Investment in agricultural land by international actors has increased dramatically in recent years. The food price crisis in 2008, initiated by droughts in grain-producing parts of the
world, triggered an international rush for farmland, primarily in Africa and Latin America. The effects on local development and land rights were rapidly brought to global attention. However, there has been a surprising silence on one fundamental aspect of this rush; the water that is needed for agricultural production on the acquired land. It seems that water is forgotten in all attempts to guide the international community on how to deal with the crucial issue of land acquisitions.
This is why the High Level Panel at this year's World Water Week in Stockholm, will address 'The Global Rush for Water and Land'.
At the High Level panel you will have the opportunity to engage in active discussion with representatives from investors, governments, academia and civil society.
A crucial question is whether the global rush for water and land will lead to a more water and food secure world, or the other way around? Are the investments increasing productivity and development or exploiting human and natural resources?
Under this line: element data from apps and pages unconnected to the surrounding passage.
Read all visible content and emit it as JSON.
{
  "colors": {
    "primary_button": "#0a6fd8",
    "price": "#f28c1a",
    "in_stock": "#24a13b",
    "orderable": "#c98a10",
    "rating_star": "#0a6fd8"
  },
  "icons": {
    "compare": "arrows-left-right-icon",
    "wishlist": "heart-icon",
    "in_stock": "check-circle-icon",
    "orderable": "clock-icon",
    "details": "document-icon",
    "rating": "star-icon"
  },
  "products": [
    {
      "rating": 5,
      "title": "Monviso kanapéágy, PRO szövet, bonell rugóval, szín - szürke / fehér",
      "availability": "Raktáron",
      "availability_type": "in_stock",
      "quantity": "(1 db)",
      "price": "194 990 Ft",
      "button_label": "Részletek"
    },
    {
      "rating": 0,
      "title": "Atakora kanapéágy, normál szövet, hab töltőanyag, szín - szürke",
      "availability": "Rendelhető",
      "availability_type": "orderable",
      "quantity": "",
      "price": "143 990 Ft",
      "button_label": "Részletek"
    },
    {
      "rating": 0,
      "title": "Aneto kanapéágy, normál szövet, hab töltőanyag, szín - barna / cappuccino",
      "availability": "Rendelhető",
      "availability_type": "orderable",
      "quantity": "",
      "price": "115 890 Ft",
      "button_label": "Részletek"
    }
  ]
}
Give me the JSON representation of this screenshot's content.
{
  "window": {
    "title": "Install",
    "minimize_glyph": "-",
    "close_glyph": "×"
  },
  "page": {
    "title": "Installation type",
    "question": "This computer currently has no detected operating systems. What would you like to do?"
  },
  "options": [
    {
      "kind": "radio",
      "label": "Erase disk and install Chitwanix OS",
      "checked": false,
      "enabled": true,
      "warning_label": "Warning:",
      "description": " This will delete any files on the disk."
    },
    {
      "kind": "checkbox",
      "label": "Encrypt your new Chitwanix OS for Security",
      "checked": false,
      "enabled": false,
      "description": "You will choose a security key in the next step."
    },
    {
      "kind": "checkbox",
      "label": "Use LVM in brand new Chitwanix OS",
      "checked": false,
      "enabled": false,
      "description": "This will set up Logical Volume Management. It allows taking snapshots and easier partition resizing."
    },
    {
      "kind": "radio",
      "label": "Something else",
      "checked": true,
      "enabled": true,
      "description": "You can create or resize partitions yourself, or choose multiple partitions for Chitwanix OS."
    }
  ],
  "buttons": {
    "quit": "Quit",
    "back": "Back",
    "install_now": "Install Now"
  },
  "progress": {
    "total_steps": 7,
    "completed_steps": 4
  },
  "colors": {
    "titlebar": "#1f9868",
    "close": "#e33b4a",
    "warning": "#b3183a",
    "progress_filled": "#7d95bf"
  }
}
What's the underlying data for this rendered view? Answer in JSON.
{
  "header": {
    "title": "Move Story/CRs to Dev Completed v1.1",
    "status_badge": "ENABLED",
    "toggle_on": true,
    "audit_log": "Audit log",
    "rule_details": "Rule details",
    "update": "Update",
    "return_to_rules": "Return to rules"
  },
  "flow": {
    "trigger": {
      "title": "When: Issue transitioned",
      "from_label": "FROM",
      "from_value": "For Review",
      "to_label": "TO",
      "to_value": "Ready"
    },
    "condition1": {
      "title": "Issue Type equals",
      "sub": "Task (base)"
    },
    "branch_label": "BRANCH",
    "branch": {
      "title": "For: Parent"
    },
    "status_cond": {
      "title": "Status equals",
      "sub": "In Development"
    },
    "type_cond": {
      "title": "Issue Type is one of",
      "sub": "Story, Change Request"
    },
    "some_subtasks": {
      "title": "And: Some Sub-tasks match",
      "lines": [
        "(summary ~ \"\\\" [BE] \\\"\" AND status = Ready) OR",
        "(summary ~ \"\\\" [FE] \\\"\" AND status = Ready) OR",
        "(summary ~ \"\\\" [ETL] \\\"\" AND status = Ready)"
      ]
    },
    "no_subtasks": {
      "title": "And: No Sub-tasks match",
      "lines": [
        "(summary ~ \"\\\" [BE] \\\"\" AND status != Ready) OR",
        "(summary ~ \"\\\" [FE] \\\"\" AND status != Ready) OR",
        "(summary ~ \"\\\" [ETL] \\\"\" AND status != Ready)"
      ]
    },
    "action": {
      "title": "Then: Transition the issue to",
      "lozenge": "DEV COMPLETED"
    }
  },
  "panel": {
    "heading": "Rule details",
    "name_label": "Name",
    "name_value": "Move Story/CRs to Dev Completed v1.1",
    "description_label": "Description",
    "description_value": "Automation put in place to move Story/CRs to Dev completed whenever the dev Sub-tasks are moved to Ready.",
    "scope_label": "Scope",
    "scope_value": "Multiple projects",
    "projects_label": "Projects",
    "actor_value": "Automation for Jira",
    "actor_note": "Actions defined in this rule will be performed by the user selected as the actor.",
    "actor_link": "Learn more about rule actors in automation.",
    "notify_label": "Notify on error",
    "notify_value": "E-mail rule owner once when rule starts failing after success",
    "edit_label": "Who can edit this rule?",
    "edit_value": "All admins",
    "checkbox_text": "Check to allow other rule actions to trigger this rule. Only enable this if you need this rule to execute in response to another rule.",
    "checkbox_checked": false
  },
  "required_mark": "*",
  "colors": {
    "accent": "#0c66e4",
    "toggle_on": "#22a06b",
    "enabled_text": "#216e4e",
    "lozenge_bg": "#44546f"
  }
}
How are the effects trickling down locally and globally and for whom? Will land and water deals change the transboundary hydro-political relations between countries, and if so in what direction? Will the global rush stimulate conflicts or cooperation and what role will water play?